* _App and web page records_
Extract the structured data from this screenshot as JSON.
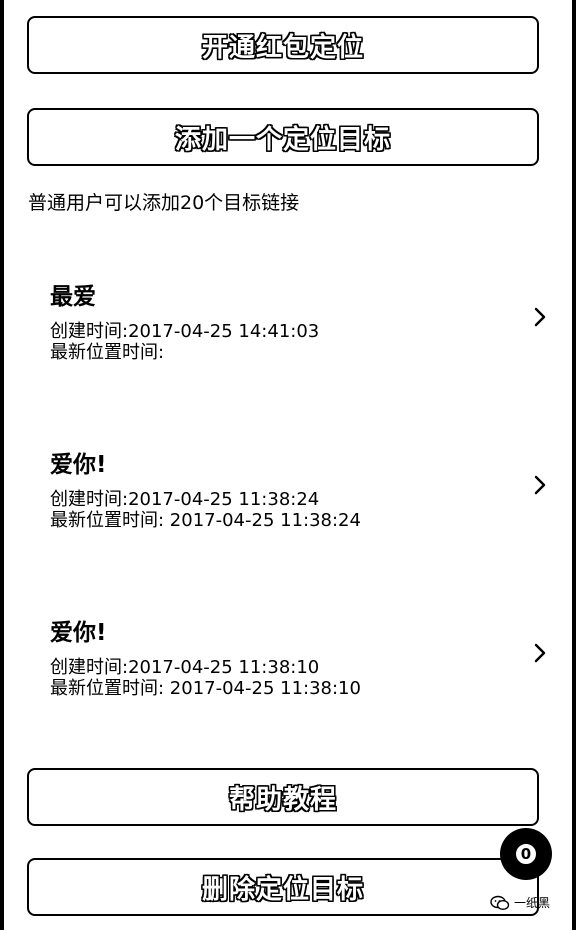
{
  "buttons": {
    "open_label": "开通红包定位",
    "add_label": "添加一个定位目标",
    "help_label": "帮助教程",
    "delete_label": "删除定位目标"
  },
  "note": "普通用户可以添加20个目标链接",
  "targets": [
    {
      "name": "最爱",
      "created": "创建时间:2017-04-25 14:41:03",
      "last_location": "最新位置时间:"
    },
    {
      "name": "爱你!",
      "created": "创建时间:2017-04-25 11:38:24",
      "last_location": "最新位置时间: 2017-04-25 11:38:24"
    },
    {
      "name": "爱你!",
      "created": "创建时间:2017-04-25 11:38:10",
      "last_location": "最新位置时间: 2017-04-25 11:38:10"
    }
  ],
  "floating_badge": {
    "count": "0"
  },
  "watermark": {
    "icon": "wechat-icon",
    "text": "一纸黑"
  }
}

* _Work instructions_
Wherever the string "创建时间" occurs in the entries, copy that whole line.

* _Answer to this problem_
      "created": "创建时间:2017-04-25 14:41:03",
      "created": "创建时间:2017-04-25 11:38:24",
      "created": "创建时间:2017-04-25 11:38:10",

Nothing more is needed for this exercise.